- The Japanese Society of Health and Human Ecology
- 民族衛生 (ISSN:03689395)
- vol.44, no.4, pp.165-174, 1978
Changes in birth distribution pattern during a few centuries were investigated in both Japan and the USA, using various forms of records. Regional differences in seasonal birth distribution, and their connection with birth rates and marriage seasons were also studied. The following conclusions were drawn. 1) From the second half of the 19th century to the first half of the 1960's, seasonal distribution of births in Tokyo and Osaka showed a fluctuating pattern with a peak from January to March and a trough between May and August. Most variations during that period were in the amplitude of the basic pattern. 2) Old registration books of parishoners known as 'Ninbetsu-cho' of three towns in Osaka City revealed a peculiar pattern with a sharp peak between November and December, ( October and November of the lunar calender) from 1755 to 1867. 3) Japanese birth distribution became less noticeable in the 1960's and the 1970's with very low peak between July and August similar to that formed in the USA. 4) In USA, there is a secular change of shifts of peaks in different periods.
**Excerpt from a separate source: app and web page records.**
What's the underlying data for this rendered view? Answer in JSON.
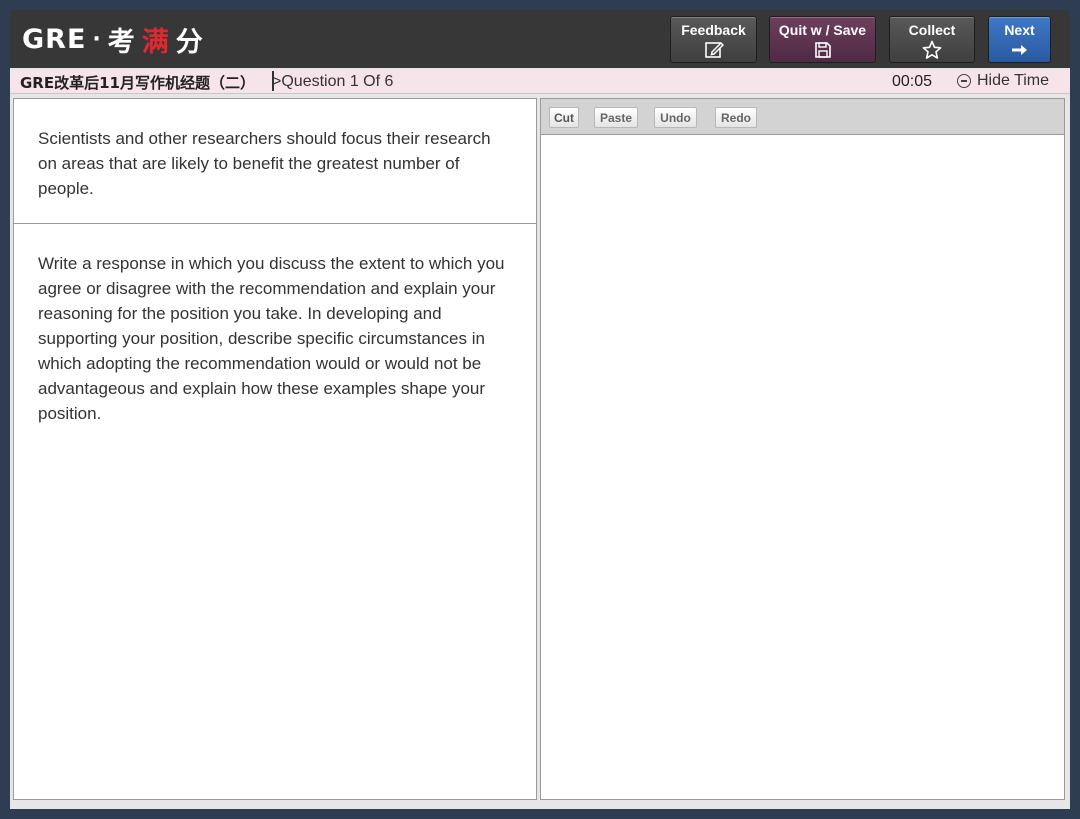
{
  "header": {
    "logo_gre": "GRE",
    "logo_dot": "·",
    "logo_cn_a": "考",
    "logo_cn_b": "满",
    "logo_cn_c": "分",
    "buttons": {
      "feedback": "Feedback",
      "quit_save": "Quit w / Save",
      "collect": "Collect",
      "next": "Next"
    },
    "icons": {
      "feedback": "edit-icon",
      "quit_save": "save-icon",
      "collect": "star-icon",
      "next": "arrow-right-icon"
    },
    "colors": {
      "bar": "#373737",
      "quit_save": "#5e3550",
      "next": "#3468b4"
    }
  },
  "info_bar": {
    "title": "GRE改革后11月写作机经题（二）",
    "question_label": ">Question 1 Of 6",
    "timer": "00:05",
    "hide_time": "Hide Time",
    "background": "#f6e4ea"
  },
  "left_pane": {
    "prompt": "Scientists and other researchers should focus their research on areas that are likely to benefit the greatest number of people.",
    "instructions": "Write a response in which you discuss the extent to which you agree or disagree with the recommendation and explain your reasoning for the position you take. In developing and supporting your position, describe specific circumstances in which adopting the recommendation would or would not be advantageous and explain how these examples shape your position."
  },
  "editor": {
    "toolbar": {
      "cut": "Cut",
      "paste": "Paste",
      "undo": "Undo",
      "redo": "Redo"
    },
    "text": ""
  }
}
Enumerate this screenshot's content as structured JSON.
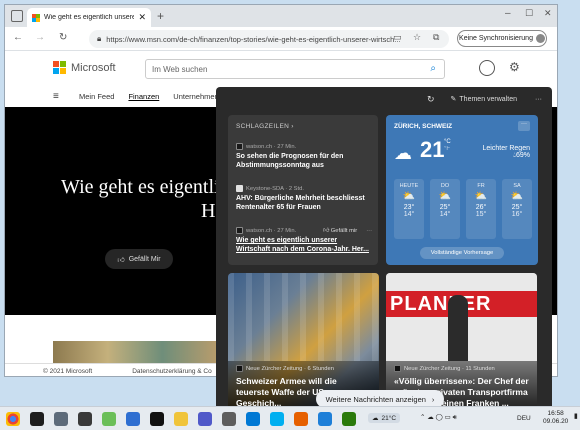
{
  "browser": {
    "tab_title": "Wie geht es eigentlich unserer K",
    "url": "https://www.msn.com/de-ch/finanzen/top-stories/wie-geht-es-eigentlich-unserer-wirtsch...",
    "sync_label": "Keine Synchronisierung"
  },
  "msn": {
    "brand": "Microsoft",
    "search_placeholder": "Im Web suchen",
    "nav": [
      "Mein Feed",
      "Finanzen",
      "Unternehmen"
    ],
    "hero_title_line1": "Wie geht es eigentlich u",
    "hero_title_line2": "H",
    "hero_like": "Gefällt Mir",
    "footer_copyright": "© 2021 Microsoft",
    "footer_privacy": "Datenschutzerklärung & Co"
  },
  "widgets": {
    "manage_label": "Themen verwalten",
    "headlines": {
      "label": "SCHLAGZEILEN",
      "items": [
        {
          "source": "watson.ch · 27 Min.",
          "title": "So sehen die Prognosen für den Abstimmungssonntag aus",
          "logo_color": "#1a1a1a"
        },
        {
          "source": "Keystone-SDA · 2 Std.",
          "title": "AHV: Bürgerliche Mehrheit beschliesst Rentenalter 65 für Frauen",
          "logo_color": "#e0e0e0"
        },
        {
          "source": "watson.ch · 27 Min.",
          "title": "Wie geht es eigentlich unserer Wirtschaft nach dem Corona-Jahr. Her...",
          "like": "Gefällt mir",
          "logo_color": "#1a1a1a"
        }
      ]
    },
    "weather": {
      "location": "ZÜRICH, SCHWEIZ",
      "temp": "21",
      "unit_c": "°C",
      "unit_f": "°F",
      "condition": "Leichter Regen",
      "humidity": "69%",
      "days": [
        {
          "name": "HEUTE",
          "hi": "23°",
          "lo": "14°"
        },
        {
          "name": "DO",
          "hi": "25°",
          "lo": "14°"
        },
        {
          "name": "FR",
          "hi": "26°",
          "lo": "15°"
        },
        {
          "name": "SA",
          "hi": "25°",
          "lo": "16°"
        }
      ],
      "forecast_link": "Vollständige Vorhersage"
    },
    "cards": [
      {
        "source": "Neue Zürcher Zeitung · 6 Stunden",
        "title": "Schweizer Armee will die teuerste Waffe der US-Geschich..."
      },
      {
        "source": "Neue Zürcher Zeitung · 11 Stunden",
        "title": "«Völlig überrissen»: Der Chef der grössten privaten Transportfirma in ... dürfe keinen Franken ...",
        "photo_text": "PLANZER"
      }
    ],
    "more_news": "Weitere Nachrichten anzeigen"
  },
  "taskbar": {
    "temperature": "21°C",
    "lang": "DEU",
    "time": "16:58",
    "date": "09.06.20"
  }
}
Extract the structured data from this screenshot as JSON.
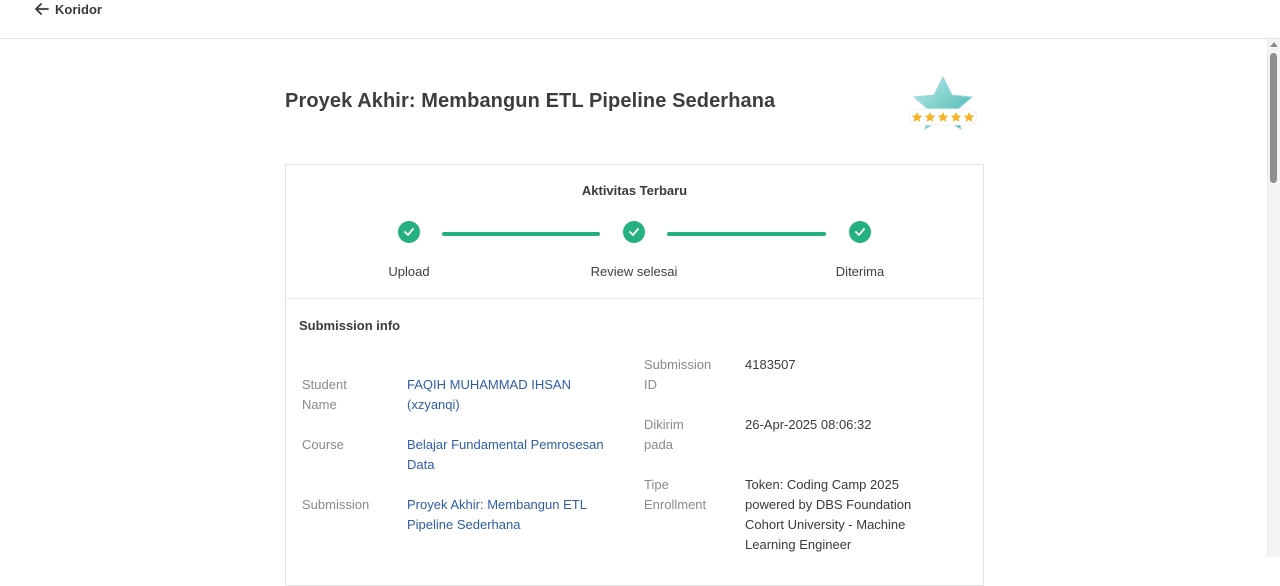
{
  "header": {
    "back_label": "Koridor"
  },
  "page": {
    "title": "Proyek Akhir: Membangun ETL Pipeline Sederhana"
  },
  "activity": {
    "title": "Aktivitas Terbaru",
    "steps": [
      {
        "label": "Upload",
        "status": "completed"
      },
      {
        "label": "Review selesai",
        "status": "completed"
      },
      {
        "label": "Diterima",
        "status": "completed"
      }
    ]
  },
  "submission_info": {
    "title": "Submission info",
    "student_name_label_1": "Student",
    "student_name_label_2": "Name",
    "student_name_value_1": "FAQIH MUHAMMAD IHSAN",
    "student_name_value_2": "(xzyanqi)",
    "course_label": "Course",
    "course_value_1": "Belajar Fundamental Pemrosesan",
    "course_value_2": "Data",
    "submission_label": "Submission",
    "submission_value_1": "Proyek Akhir: Membangun ETL",
    "submission_value_2": "Pipeline Sederhana",
    "submission_id_label_1": "Submission",
    "submission_id_label_2": "ID",
    "submission_id_value": "4183507",
    "sent_label_1": "Dikirim",
    "sent_label_2": "pada",
    "sent_value": "26-Apr-2025 08:06:32",
    "enrollment_label_1": "Tipe",
    "enrollment_label_2": "Enrollment",
    "enrollment_value_1": "Token: Coding Camp 2025",
    "enrollment_value_2": "powered by DBS Foundation",
    "enrollment_value_3": "Cohort University - Machine",
    "enrollment_value_4": "Learning Engineer"
  },
  "badge": {
    "icon": "star-rating-badge-icon",
    "rating": 5,
    "max_rating": 5
  },
  "colors": {
    "accent_green": "#24b07f",
    "link_blue": "#2f5da8",
    "star_gold": "#f5b324"
  }
}
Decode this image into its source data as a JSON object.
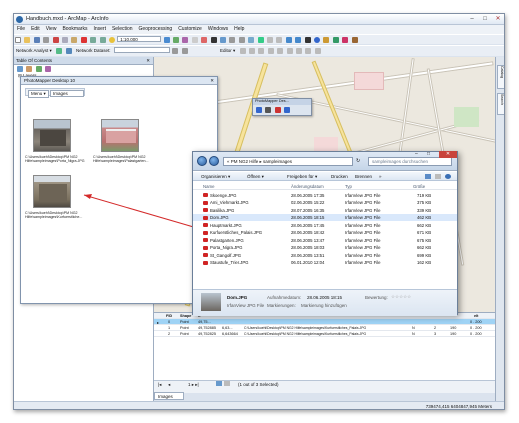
{
  "window": {
    "title": "Handbuch.mxd - ArcMap - ArcInfo"
  },
  "menu": [
    "File",
    "Edit",
    "View",
    "Bookmarks",
    "Insert",
    "Selection",
    "Geoprocessing",
    "Customize",
    "Windows",
    "Help"
  ],
  "toolbar": {
    "scale": "1:10.000",
    "network_analyst": "Network Analyst ▾",
    "network_dataset": "Network Dataset:",
    "editor": "Editor ▾"
  },
  "toc": {
    "title": "Table Of Contents",
    "layers_label": "Layers"
  },
  "photomapper": {
    "title": "PhotoMapper Desktop 10",
    "menu_label": "Menu ▾",
    "view_select": "Images",
    "images": [
      {
        "caption": "C:\\Users\\kuehl\\Desktop\\PM NG2 Hilfe\\sampleimages\\Porta_Nigra.JPG"
      },
      {
        "caption": "C:\\Users\\kuehl\\Desktop\\PM NG2 Hilfe\\sampleimages\\Palastgarten..."
      },
      {
        "caption": "C:\\Users\\kuehl\\Desktop\\PM NG2 Hilfe\\sampleimages\\Kurfuerstliche..."
      }
    ]
  },
  "map_toolbar": {
    "title": "PhotoMapper Des..."
  },
  "explorer": {
    "address": "« PM NG2 Hilfe ▸ sampleimages",
    "search_placeholder": "sampleimages durchsuchen",
    "commands": {
      "organize": "Organisieren ▾",
      "open": "Öffnen ▾",
      "share": "Freigeben für ▾",
      "print": "Drucken",
      "burn": "Brennen",
      "more": "»"
    },
    "columns": {
      "name": "Name",
      "date": "Änderungsdatum",
      "type": "Typ",
      "size": "Größe"
    },
    "files": [
      {
        "name": "Skoenge.JPG",
        "date": "28.06.2005 17:35",
        "type": "IrfanView JPG File",
        "size": "719 KB"
      },
      {
        "name": "Ami_Viehmarkt.JPG",
        "date": "02.06.2005 15:22",
        "type": "IrfanView JPG File",
        "size": "375 KB"
      },
      {
        "name": "Basilika.JPG",
        "date": "28.07.2005 16:35",
        "type": "IrfanView JPG File",
        "size": "339 KB"
      },
      {
        "name": "Dom.JPG",
        "date": "28.06.2005 18:15",
        "type": "IrfanView JPG File",
        "size": "462 KB"
      },
      {
        "name": "Hauptmarkt.JPG",
        "date": "28.06.2005 17:45",
        "type": "IrfanView JPG File",
        "size": "662 KB"
      },
      {
        "name": "Kurfuerstliches_Palais.JPG",
        "date": "28.06.2005 18:42",
        "type": "IrfanView JPG File",
        "size": "671 KB"
      },
      {
        "name": "Palastgarten.JPG",
        "date": "28.06.2005 13:47",
        "type": "IrfanView JPG File",
        "size": "675 KB"
      },
      {
        "name": "Porta_Nigra.JPG",
        "date": "28.06.2005 18:03",
        "type": "IrfanView JPG File",
        "size": "662 KB"
      },
      {
        "name": "St_Gangolf.JPG",
        "date": "28.06.2005 13:51",
        "type": "IrfanView JPG File",
        "size": "699 KB"
      },
      {
        "name": "Staustufe_Trier.JPG",
        "date": "06.01.2010 12:04",
        "type": "IrfanView JPG File",
        "size": "162 KB"
      }
    ],
    "details": {
      "name": "Dom.JPG",
      "type": "IrfanView JPG File",
      "taken_label": "Aufnahmedatum:",
      "taken_value": "28.06.2005 18:15",
      "tags_label": "Markierungen:",
      "tags_value": "Markierung hinzufügen",
      "rating_label": "Bewertung:",
      "rating_stars": "☆☆☆☆☆"
    }
  },
  "attr_table": {
    "columns": [
      "FID",
      "Shape",
      "X",
      "Y",
      "Path",
      "",
      "",
      "",
      "",
      "elt"
    ],
    "rows": [
      {
        "fid": "0",
        "shape": "Point",
        "x": "49,75...",
        "y": "",
        "path": "",
        "c1": "",
        "c2": "",
        "c3": "",
        "end": "0 . 200"
      },
      {
        "fid": "1",
        "shape": "Point",
        "x": "49,752885",
        "y": "6,63...",
        "path": "C:\\Users\\kuehl\\Desktop\\PM NG2 Hilfe\\sampleimages\\Kurfuerstliches_Palais.JPG",
        "c1": "N",
        "c2": "2",
        "c3": "190",
        "end": "0 . 200"
      },
      {
        "fid": "2",
        "shape": "Point",
        "x": "49,752825",
        "y": "6,643664",
        "path": "C:\\Users\\kuehl\\Desktop\\PM NG2 Hilfe\\sampleimages\\Kurfuerstliches_Palais.JPG",
        "c1": "N",
        "c2": "3",
        "c3": "190",
        "end": "0 . 200"
      }
    ],
    "record_nav": "1  ▸  ▸|",
    "selected_count": "(1 out of 3 Selected)",
    "tab_label": "Images"
  },
  "status": {
    "coords": "739474,415  6404847,945 Meters"
  },
  "dock_tabs": {
    "catalog": "Catalog",
    "search": "Search"
  }
}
The typical pattern with a peak between Aug. and Sep. can be seen from the second half of the 18th century to the first half of the 19th century and again after 1930. During certain periods since the 17th century, different patterns are apparent: e. g. a wide peak between May and September until the 1970's, or a pattern with two peaks in spring and autumn from the second half of the century until the 1920's. 5) Regional differences of the birth distribution in Japan gradually decreased and have reached uniformity throughout Japan. (6) As for the relationships between birth seasonality and regional birth rates, regional birth rates fell in summer, becoming lower as one travels south. 7) As for the relationship between birth seasonality and annual birth rate, a distinct difference was seen in the peak season of Jan.-Mar., and the birth rate in the trough season of May-July changed little until World War II when contraception became popular in Japan. 8) Prior to World War II the seasonal distribution of marriages in Japan was typified by peaks in spring. After the Wax it changed to a pattern with peaks in both spring and late autumn. Seasonal differences of marriages increased, in contrast to birth patterns. 9) Comparing the distribution of marriage ceremonies and registrations after World War II in Japan, seasonal variance was larger for ceremonies than registrations. The marriage registration peak shifted ahead one or two months. This suggests that most marriages were registered several months later than ceremonies. In the 1970's, however, this difference was reduced. 10) It seems worthwhile to consider the possibility that certain seasonal biological suppressing factors varying in period and by region may be responsible for the distributional birth pattern.